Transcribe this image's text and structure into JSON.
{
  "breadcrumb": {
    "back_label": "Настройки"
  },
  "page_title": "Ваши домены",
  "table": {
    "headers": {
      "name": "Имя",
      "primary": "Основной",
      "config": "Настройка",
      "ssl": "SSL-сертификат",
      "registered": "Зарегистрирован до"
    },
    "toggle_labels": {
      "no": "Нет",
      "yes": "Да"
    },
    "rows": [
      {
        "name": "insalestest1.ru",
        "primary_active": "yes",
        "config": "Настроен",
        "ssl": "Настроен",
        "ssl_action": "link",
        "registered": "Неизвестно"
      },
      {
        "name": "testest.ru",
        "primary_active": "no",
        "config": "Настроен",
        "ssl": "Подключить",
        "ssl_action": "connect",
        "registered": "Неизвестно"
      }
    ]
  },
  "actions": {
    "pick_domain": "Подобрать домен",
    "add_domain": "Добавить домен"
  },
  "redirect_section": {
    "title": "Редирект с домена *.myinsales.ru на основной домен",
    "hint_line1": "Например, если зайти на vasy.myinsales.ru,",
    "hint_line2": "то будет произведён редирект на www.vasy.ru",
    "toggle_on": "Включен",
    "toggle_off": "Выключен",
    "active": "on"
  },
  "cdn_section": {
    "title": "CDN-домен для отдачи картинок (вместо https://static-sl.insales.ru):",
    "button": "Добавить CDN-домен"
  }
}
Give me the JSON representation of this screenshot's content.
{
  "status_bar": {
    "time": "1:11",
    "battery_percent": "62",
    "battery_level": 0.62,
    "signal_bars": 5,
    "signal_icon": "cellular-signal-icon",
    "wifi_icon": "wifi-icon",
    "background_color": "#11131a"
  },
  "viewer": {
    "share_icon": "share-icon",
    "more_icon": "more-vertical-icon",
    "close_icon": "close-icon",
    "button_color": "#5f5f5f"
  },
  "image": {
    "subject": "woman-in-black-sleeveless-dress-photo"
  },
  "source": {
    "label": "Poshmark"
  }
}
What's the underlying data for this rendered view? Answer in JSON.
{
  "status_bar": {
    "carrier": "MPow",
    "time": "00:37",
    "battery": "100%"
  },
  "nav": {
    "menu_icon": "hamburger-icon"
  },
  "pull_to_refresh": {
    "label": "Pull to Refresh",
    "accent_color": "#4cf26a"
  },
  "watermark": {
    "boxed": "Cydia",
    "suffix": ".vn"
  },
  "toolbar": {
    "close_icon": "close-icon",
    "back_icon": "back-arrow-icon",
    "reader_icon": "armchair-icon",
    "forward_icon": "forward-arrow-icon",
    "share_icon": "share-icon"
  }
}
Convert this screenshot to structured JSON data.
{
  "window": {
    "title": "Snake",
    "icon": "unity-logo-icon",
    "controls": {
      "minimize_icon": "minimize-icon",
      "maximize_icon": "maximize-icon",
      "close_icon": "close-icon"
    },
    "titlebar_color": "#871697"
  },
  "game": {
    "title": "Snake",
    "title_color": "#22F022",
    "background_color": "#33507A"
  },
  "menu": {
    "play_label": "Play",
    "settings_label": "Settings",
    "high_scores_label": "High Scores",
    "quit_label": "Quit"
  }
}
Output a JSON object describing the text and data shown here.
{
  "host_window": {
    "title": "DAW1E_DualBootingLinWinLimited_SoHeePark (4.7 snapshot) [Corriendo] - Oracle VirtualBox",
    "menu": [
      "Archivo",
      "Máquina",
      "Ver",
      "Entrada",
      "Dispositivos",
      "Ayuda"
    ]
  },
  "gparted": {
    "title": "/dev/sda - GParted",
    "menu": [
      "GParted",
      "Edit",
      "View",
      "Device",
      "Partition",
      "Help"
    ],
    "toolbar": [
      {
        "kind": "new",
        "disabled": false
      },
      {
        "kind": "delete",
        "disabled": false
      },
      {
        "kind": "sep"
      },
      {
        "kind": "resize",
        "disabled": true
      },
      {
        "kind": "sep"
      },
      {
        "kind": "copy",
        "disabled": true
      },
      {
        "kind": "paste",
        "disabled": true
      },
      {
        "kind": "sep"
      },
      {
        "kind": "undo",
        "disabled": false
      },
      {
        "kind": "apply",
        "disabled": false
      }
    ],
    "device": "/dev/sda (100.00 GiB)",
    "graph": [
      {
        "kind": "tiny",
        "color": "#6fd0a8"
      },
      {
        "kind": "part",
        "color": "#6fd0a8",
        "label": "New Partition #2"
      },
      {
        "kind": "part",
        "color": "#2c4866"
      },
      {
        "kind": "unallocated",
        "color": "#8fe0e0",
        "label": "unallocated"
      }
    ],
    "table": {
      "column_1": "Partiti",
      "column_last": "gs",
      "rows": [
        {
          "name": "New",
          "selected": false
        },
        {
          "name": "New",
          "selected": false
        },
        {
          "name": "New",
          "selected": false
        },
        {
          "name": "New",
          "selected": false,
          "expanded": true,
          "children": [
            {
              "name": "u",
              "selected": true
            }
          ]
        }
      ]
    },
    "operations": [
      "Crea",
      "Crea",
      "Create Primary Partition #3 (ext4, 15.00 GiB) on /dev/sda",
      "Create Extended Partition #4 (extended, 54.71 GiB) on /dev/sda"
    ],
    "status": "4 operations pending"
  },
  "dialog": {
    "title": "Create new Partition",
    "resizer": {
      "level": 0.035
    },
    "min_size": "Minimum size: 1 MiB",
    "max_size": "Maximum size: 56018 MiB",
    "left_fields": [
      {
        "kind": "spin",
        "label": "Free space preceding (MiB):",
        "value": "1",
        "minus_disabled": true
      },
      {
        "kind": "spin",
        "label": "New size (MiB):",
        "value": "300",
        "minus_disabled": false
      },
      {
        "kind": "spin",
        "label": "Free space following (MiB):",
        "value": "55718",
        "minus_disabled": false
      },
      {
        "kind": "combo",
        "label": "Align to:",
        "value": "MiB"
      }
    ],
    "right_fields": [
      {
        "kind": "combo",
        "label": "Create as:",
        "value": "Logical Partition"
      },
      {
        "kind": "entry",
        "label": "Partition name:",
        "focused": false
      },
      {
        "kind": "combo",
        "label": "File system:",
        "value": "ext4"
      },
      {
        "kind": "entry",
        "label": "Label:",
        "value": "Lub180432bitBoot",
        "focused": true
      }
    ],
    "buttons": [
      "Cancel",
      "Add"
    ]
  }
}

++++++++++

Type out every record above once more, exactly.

» **Output**:
Transcribe this image's text and structure into JSON.
{
  "breadcrumb": {
    "back_label": "Настройки"
  },
  "page_title": "Ваши домены",
  "table": {
    "headers": {
      "name": "Имя",
      "primary": "Основной",
      "config": "Настройка",
      "ssl": "SSL-сертификат",
      "registered": "Зарегистрирован до"
    },
    "toggle_labels": {
      "no": "Нет",
      "yes": "Да"
    },
    "rows": [
      {
        "name": "insalestest1.ru",
        "primary_active": "yes",
        "config": "Настроен",
        "ssl": "Настроен",
        "ssl_action": "link",
        "registered": "Неизвестно"
      },
      {
        "name": "testest.ru",
        "primary_active": "no",
        "config": "Настроен",
        "ssl": "Подключить",
        "ssl_action": "connect",
        "registered": "Неизвестно"
      }
    ]
  },
  "actions": {
    "pick_domain": "Подобрать домен",
    "add_domain": "Добавить домен"
  },
  "redirect_section": {
    "title": "Редирект с домена *.myinsales.ru на основной домен",
    "hint_line1": "Например, если зайти на vasy.myinsales.ru,",
    "hint_line2": "то будет произведён редирект на www.vasy.ru",
    "toggle_on": "Включен",
    "toggle_off": "Выключен",
    "active": "on"
  },
  "cdn_section": {
    "title": "CDN-домен для отдачи картинок (вместо https://static-sl.insales.ru):",
    "button": "Добавить CDN-домен"
  }
}
Give me the JSON representation of this screenshot's content.
{
  "status_bar": {
    "time": "1:11",
    "battery_percent": "62",
    "battery_level": 0.62,
    "signal_bars": 5,
    "signal_icon": "cellular-signal-icon",
    "wifi_icon": "wifi-icon",
    "background_color": "#11131a"
  },
  "viewer": {
    "share_icon": "share-icon",
    "more_icon": "more-vertical-icon",
    "close_icon": "close-icon",
    "button_color": "#5f5f5f"
  },
  "image": {
    "subject": "woman-in-black-sleeveless-dress-photo"
  },
  "source": {
    "label": "Poshmark"
  }
}
What's the underlying data for this rendered view? Answer in JSON.
{
  "status_bar": {
    "carrier": "MPow",
    "time": "00:37",
    "battery": "100%"
  },
  "nav": {
    "menu_icon": "hamburger-icon"
  },
  "pull_to_refresh": {
    "label": "Pull to Refresh",
    "accent_color": "#4cf26a"
  },
  "watermark": {
    "boxed": "Cydia",
    "suffix": ".vn"
  },
  "toolbar": {
    "close_icon": "close-icon",
    "back_icon": "back-arrow-icon",
    "reader_icon": "armchair-icon",
    "forward_icon": "forward-arrow-icon",
    "share_icon": "share-icon"
  }
}
Convert this screenshot to structured JSON data.
{
  "window": {
    "title": "Snake",
    "icon": "unity-logo-icon",
    "controls": {
      "minimize_icon": "minimize-icon",
      "maximize_icon": "maximize-icon",
      "close_icon": "close-icon"
    },
    "titlebar_color": "#871697"
  },
  "game": {
    "title": "Snake",
    "title_color": "#22F022",
    "background_color": "#33507A"
  },
  "menu": {
    "play_label": "Play",
    "settings_label": "Settings",
    "high_scores_label": "High Scores",
    "quit_label": "Quit"
  }
}
Output a JSON object describing the text and data shown here.
{
  "host_window": {
    "title": "DAW1E_DualBootingLinWinLimited_SoHeePark (4.7 snapshot) [Corriendo] - Oracle VirtualBox",
    "menu": [
      "Archivo",
      "Máquina",
      "Ver",
      "Entrada",
      "Dispositivos",
      "Ayuda"
    ]
  },
  "gparted": {
    "title": "/dev/sda - GParted",
    "menu": [
      "GParted",
      "Edit",
      "View",
      "Device",
      "Partition",
      "Help"
    ],
    "toolbar": [
      {
        "kind": "new",
        "disabled": false
      },
      {
        "kind": "delete",
        "disabled": false
      },
      {
        "kind": "sep"
      },
      {
        "kind": "resize",
        "disabled": true
      },
      {
        "kind": "sep"
      },
      {
        "kind": "copy",
        "disabled": true
      },
      {
        "kind": "paste",
        "disabled": true
      },
      {
        "kind": "sep"
      },
      {
        "kind": "undo",
        "disabled": false
      },
      {
        "kind": "apply",
        "disabled": false
      }
    ],
    "device": "/dev/sda (100.00 GiB)",
    "graph": [
      {
        "kind": "tiny",
        "color": "#6fd0a8"
      },
      {
        "kind": "part",
        "color": "#6fd0a8",
        "label": "New Partition #2"
      },
      {
        "kind": "part",
        "color": "#2c4866"
      },
      {
        "kind": "unallocated",
        "color": "#8fe0e0",
        "label": "unallocated"
      }
    ],
    "table": {
      "column_1": "Partiti",
      "column_last": "gs",
      "rows": [
        {
          "name": "New",
          "selected": false
        },
        {
          "name": "New",
          "selected": false
        },
        {
          "name": "New",
          "selected": false
        },
        {
          "name": "New",
          "selected": false,
          "expanded": true,
          "children": [
            {
              "name": "u",
              "selected": true
            }
          ]
        }
      ]
    },
    "operations": [
      "Crea",
      "Crea",
      "Create Primary Partition #3 (ext4, 15.00 GiB) on /dev/sda",
      "Create Extended Partition #4 (extended, 54.71 GiB) on /dev/sda"
    ],
    "status": "4 operations pending"
  },
  "dialog": {
    "title": "Create new Partition",
    "resizer": {
      "level": 0.035
    },
    "min_size": "Minimum size: 1 MiB",
    "max_size": "Maximum size: 56018 MiB",
    "left_fields": [
      {
        "kind": "spin",
        "label": "Free space preceding (MiB):",
        "value": "1",
        "minus_disabled": true
      },
      {
        "kind": "spin",
        "label": "New size (MiB):",
        "value": "300",
        "minus_disabled": false
      },
      {
        "kind": "spin",
        "label": "Free space following (MiB):",
        "value": "55718",
        "minus_disabled": false
      },
      {
        "kind": "combo",
        "label": "Align to:",
        "value": "MiB"
      }
    ],
    "right_fields": [
      {
        "kind": "combo",
        "label": "Create as:",
        "value": "Logical Partition"
      },
      {
        "kind": "entry",
        "label": "Partition name:",
        "focused": false
      },
      {
        "kind": "combo",
        "label": "File system:",
        "value": "ext4"
      },
      {
        "kind": "entry",
        "label": "Label:",
        "value": "Lub180432bitBoot",
        "focused": true
      }
    ],
    "buttons": [
      "Cancel",
      "Add"
    ]
  }
}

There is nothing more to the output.